Across the records that follow, determine how many lines contain "level" and give only the resulting number.
━━━ Records provided
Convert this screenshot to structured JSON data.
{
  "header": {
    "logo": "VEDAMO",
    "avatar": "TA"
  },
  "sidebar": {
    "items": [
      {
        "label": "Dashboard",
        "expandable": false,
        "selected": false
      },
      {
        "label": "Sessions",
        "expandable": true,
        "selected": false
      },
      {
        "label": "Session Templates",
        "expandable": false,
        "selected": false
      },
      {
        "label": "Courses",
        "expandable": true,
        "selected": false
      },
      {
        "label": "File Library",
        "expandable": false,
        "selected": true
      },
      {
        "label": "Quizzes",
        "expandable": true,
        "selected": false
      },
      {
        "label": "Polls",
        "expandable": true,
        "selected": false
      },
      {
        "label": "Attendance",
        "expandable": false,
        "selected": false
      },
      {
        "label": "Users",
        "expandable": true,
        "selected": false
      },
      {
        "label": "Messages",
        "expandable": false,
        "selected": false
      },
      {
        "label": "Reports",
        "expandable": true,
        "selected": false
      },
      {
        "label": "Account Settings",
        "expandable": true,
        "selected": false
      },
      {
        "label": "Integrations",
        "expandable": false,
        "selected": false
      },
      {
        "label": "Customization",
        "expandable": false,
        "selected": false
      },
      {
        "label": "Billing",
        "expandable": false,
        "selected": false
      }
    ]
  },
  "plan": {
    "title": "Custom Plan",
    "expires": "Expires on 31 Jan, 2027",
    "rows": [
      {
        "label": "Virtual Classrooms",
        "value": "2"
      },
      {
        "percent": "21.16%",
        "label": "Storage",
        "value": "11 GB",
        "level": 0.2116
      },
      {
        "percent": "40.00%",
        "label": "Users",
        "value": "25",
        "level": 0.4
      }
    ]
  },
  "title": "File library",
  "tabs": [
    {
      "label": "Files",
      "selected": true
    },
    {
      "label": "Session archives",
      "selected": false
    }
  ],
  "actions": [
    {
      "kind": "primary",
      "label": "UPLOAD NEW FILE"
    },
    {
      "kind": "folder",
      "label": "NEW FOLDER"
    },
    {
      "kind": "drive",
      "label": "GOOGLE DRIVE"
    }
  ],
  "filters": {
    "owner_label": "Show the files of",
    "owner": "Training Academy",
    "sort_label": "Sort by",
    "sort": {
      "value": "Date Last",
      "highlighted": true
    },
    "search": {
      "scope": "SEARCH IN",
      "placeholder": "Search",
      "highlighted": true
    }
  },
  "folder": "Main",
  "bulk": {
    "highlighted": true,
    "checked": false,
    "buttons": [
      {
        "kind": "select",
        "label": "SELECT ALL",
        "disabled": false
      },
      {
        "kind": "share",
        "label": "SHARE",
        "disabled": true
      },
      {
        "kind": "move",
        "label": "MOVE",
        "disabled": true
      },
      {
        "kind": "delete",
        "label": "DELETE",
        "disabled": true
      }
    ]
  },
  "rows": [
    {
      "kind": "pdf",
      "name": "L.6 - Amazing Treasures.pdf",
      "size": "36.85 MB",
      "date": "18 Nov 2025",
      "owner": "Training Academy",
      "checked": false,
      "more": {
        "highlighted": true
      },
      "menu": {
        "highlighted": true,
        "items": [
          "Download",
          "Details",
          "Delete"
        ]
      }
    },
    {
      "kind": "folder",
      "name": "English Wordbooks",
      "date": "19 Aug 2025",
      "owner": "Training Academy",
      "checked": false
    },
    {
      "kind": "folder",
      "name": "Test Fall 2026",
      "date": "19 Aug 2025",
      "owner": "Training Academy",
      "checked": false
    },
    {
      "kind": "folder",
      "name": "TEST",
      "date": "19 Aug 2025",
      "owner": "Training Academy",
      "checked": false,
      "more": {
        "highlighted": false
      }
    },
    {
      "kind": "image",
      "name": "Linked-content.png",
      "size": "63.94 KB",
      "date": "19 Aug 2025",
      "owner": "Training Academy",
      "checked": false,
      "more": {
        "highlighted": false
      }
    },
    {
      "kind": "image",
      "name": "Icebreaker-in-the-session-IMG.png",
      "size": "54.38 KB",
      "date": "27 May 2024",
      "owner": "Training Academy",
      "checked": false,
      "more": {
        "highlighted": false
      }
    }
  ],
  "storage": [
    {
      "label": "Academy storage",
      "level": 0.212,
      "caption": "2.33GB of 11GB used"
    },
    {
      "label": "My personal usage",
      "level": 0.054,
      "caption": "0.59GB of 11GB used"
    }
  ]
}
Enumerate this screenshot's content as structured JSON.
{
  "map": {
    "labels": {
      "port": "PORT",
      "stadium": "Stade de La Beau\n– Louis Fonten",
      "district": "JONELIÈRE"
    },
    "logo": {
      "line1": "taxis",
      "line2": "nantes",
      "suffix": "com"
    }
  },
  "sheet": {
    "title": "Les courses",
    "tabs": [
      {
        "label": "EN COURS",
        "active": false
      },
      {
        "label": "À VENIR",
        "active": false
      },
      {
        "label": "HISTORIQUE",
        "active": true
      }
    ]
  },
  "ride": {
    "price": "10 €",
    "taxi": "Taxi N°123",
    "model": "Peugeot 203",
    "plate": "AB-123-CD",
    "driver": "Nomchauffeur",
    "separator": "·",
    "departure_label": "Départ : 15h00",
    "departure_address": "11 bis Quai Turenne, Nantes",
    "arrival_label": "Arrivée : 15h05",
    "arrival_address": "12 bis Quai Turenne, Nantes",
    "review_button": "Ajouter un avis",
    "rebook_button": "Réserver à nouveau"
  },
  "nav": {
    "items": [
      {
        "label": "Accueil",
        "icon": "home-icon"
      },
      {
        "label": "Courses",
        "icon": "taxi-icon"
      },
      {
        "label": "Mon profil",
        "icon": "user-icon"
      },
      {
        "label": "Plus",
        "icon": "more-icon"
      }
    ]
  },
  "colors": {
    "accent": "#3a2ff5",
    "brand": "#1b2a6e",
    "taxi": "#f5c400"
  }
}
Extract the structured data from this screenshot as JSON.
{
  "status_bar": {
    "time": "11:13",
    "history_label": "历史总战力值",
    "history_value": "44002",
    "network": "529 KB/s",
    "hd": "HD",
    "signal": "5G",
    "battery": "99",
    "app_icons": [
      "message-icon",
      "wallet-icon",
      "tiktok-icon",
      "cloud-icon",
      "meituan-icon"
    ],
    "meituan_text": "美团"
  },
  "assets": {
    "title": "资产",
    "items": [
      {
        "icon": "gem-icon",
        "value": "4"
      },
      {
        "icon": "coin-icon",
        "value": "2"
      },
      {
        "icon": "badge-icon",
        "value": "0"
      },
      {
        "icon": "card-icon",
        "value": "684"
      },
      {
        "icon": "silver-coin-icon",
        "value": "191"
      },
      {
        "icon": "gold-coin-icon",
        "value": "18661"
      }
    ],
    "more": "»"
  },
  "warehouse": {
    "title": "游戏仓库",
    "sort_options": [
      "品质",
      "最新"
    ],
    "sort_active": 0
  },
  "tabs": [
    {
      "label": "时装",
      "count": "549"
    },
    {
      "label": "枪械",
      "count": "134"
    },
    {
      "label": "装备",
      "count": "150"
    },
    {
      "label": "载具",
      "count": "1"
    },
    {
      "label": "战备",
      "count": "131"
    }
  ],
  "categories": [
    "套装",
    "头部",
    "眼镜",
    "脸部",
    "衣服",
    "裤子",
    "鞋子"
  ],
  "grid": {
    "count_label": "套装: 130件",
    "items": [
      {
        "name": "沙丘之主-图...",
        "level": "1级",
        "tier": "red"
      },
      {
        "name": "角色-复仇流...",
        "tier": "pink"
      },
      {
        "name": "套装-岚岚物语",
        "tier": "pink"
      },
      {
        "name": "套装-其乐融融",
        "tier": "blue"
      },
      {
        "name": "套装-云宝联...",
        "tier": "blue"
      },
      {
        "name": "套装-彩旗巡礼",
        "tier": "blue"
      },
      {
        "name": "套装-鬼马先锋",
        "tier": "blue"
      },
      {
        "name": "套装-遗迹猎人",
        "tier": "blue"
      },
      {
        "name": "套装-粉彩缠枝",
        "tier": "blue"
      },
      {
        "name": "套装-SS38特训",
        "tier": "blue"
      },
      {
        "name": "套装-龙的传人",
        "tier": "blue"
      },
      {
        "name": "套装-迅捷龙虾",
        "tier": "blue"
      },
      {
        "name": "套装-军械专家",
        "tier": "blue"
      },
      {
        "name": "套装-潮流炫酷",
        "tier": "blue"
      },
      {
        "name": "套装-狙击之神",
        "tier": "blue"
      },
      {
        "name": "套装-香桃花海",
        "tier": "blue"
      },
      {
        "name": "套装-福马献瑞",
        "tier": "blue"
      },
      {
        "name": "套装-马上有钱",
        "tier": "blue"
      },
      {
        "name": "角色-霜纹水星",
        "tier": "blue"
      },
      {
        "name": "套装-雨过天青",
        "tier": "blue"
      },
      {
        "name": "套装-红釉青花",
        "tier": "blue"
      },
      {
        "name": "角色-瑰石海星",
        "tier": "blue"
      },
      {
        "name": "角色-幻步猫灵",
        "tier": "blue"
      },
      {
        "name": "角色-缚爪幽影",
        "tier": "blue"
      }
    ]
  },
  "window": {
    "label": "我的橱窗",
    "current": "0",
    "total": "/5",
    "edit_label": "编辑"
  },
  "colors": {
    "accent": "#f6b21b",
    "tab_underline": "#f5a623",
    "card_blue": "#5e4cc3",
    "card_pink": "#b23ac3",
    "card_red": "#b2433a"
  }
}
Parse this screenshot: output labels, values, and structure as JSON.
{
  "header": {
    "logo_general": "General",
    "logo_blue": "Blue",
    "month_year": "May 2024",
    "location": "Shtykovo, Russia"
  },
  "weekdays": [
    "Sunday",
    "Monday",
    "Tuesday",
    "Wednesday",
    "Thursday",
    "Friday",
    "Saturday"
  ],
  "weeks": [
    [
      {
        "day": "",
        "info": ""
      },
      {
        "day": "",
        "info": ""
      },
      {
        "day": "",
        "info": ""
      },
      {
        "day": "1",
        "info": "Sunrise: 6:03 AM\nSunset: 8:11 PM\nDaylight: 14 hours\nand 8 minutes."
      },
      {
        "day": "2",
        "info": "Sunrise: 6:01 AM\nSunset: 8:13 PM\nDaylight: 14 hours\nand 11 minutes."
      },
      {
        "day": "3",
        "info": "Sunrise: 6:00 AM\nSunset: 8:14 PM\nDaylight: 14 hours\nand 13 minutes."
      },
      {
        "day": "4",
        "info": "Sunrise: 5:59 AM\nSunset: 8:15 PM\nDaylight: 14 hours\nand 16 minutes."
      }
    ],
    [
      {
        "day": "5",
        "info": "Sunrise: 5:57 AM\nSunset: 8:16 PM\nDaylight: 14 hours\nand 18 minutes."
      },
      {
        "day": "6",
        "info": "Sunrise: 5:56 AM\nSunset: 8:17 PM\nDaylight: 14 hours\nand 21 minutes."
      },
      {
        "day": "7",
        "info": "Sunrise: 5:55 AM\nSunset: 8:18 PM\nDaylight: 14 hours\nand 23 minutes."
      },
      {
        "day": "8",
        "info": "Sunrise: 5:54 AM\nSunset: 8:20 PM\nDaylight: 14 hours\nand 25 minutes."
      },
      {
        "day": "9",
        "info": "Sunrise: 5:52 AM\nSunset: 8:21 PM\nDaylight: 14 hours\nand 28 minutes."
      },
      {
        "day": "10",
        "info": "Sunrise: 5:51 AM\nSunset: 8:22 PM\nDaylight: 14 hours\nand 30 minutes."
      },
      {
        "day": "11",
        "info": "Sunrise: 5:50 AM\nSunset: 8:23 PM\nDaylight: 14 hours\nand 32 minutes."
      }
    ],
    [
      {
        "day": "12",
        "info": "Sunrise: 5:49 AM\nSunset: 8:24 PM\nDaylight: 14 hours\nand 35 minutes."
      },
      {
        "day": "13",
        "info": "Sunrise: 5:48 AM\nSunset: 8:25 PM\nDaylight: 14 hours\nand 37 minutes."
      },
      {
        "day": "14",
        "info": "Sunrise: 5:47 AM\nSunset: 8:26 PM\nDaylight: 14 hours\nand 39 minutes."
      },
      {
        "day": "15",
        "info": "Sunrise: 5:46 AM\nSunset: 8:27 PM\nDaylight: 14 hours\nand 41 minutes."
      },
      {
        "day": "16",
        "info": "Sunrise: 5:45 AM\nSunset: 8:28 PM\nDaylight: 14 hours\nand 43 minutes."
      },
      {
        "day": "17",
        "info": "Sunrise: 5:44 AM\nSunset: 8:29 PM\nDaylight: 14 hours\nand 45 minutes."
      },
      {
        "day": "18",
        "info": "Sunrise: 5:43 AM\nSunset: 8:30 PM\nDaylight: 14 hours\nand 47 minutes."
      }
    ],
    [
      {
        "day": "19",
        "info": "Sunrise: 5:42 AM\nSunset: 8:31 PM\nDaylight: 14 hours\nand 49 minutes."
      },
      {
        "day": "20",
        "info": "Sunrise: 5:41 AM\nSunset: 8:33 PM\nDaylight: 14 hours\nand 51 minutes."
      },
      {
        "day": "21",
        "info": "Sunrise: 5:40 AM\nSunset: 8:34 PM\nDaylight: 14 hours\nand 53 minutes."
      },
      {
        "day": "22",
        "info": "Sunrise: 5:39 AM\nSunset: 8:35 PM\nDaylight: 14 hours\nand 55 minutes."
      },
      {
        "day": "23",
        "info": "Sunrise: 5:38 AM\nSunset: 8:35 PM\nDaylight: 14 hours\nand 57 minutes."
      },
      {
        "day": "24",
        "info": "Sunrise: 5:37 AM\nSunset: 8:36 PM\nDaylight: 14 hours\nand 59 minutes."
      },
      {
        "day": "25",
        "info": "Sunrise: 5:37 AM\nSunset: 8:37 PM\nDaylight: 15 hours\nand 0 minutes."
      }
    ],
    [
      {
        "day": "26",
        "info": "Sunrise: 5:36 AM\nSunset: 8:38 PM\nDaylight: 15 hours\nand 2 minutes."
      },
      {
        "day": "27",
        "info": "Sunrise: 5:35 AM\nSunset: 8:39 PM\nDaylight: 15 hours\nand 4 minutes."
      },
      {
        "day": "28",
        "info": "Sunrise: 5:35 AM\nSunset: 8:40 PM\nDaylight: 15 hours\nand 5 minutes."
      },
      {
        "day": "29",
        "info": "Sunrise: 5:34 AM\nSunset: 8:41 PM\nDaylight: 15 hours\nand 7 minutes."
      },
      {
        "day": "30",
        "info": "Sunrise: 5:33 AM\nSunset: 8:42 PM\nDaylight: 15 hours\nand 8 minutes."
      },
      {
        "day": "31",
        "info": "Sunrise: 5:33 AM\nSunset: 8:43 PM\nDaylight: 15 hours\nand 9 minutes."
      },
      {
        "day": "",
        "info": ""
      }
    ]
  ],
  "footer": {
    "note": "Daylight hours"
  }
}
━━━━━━
● Task response
5